Would you be Long John Silver or Jim Hawkins?
I was catching up on some of my favorite science vlogs and found one on SciShow Space talking about “Hot Jupiters”. These are gaseous giant planets that orbit so closely to their sun that their year would be just a few days on Earth. Apparently Hot Jupiters are fairly easy to detect but still not fully understood. All this aside, my first thought was “that would be a good band name”. The Hot Jupiters.
Come across any good band names of your own recently?
Photo credit: Miriam Espacio
Ten years after the UFO incident in Roswell, New Mexico, it was on this day in 1957 that the most impressive UFO sighting happened in Levelland, Texas; the impressiveness was due to the large number of witnesses over the short period of time. Ufologists continue to argue that the Air Force investigation was too short and that the phenomenon was NOT ball lightning.
A few days later, Jim Lee, who was the head of the Interplanetary Space Patrol (perhaps named after a popular TV show of the day “Space Patrol”) stated that the Levelland sighting was indeed a visit from outer space and predicted that UFOs would soon begin to come in large numbers, large enough that there would be no more non-believers. Lee’s group pushed the agenda that humans could work and collaborate with our visitors via radio waves.
“The days of the skeptics are numbered, and they had better find a good place to hide away for even the entire populations of our large cities will see these ships as they come in from outer space. They will soon come in large numbers for all to see and the skeptic will not have a leg left to stand on. There is no need for alarm over the situation at this time.”
While I try to keep an open mind about things I can’t prove or dis-prove, I’m pretty sure that if we are visited by extra-terrestrials, it probably won’t go well.
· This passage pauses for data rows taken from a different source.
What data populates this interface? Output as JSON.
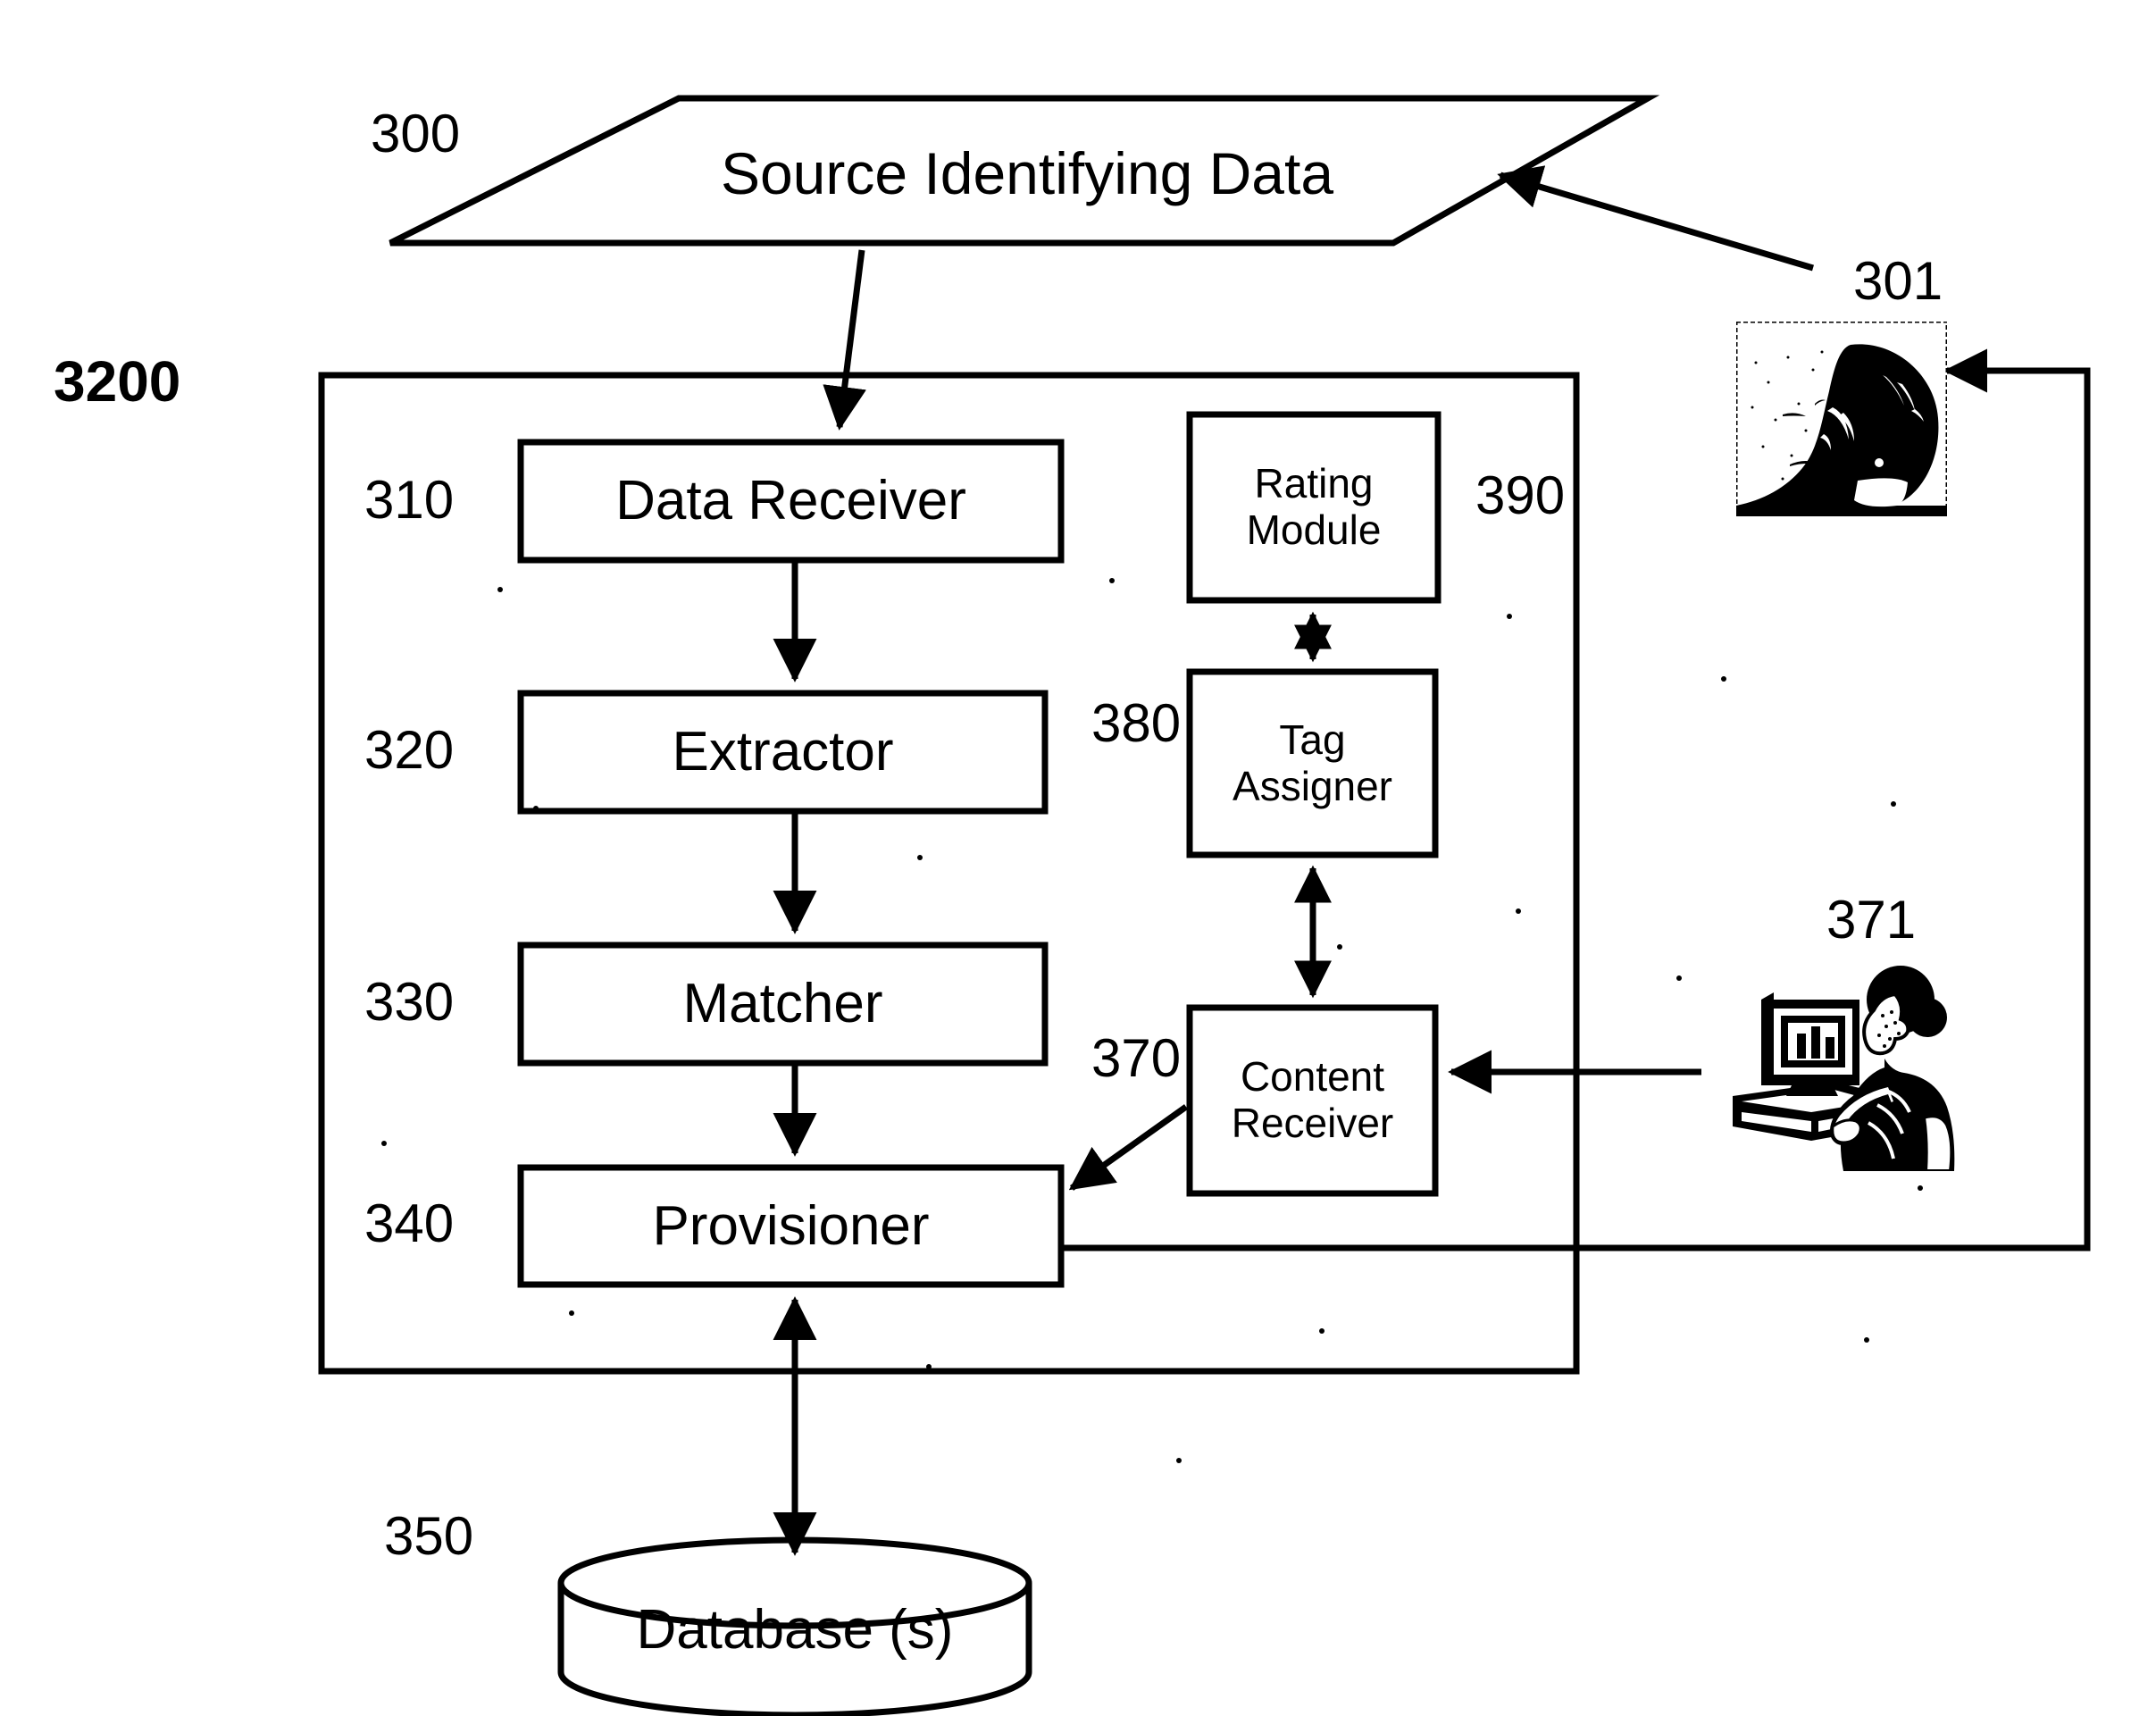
{
  "figure": {
    "system_label": "3200",
    "input_shape": {
      "ref": "300",
      "label": "Source Identifying Data"
    },
    "pipeline": [
      {
        "ref": "310",
        "label": "Data Receiver"
      },
      {
        "ref": "320",
        "label": "Extractor"
      },
      {
        "ref": "330",
        "label": "Matcher"
      },
      {
        "ref": "340",
        "label": "Provisioner"
      }
    ],
    "side_modules": [
      {
        "ref": "390",
        "label": "Rating Module",
        "line1": "Rating",
        "line2": "Module"
      },
      {
        "ref": "380",
        "label": "Tag Assigner",
        "line1": "Tag",
        "line2": "Assigner"
      },
      {
        "ref": "370",
        "label": "Content Receiver",
        "line1": "Content",
        "line2": "Receiver"
      }
    ],
    "datastore": {
      "ref": "350",
      "label": "Database (s)"
    },
    "actors": [
      {
        "ref": "301",
        "name": "person-photo"
      },
      {
        "ref": "371",
        "name": "user-at-computer-clipart"
      }
    ],
    "colors": {
      "stroke": "#000000",
      "background": "#ffffff"
    }
  }
}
Considering how many problems we have to solve just to get to Mars, any travelers that could get themselves here would be so far ahead of us technologically (or magically if that’s your bent) that they could squash us like bugs. That’s just my opinion, of course.
But the bottom line is that Jim Lee was wrong… we’re still not seeing UFOs in great numbers, in all our large cities.
Have you ever had a prediction of yours come true?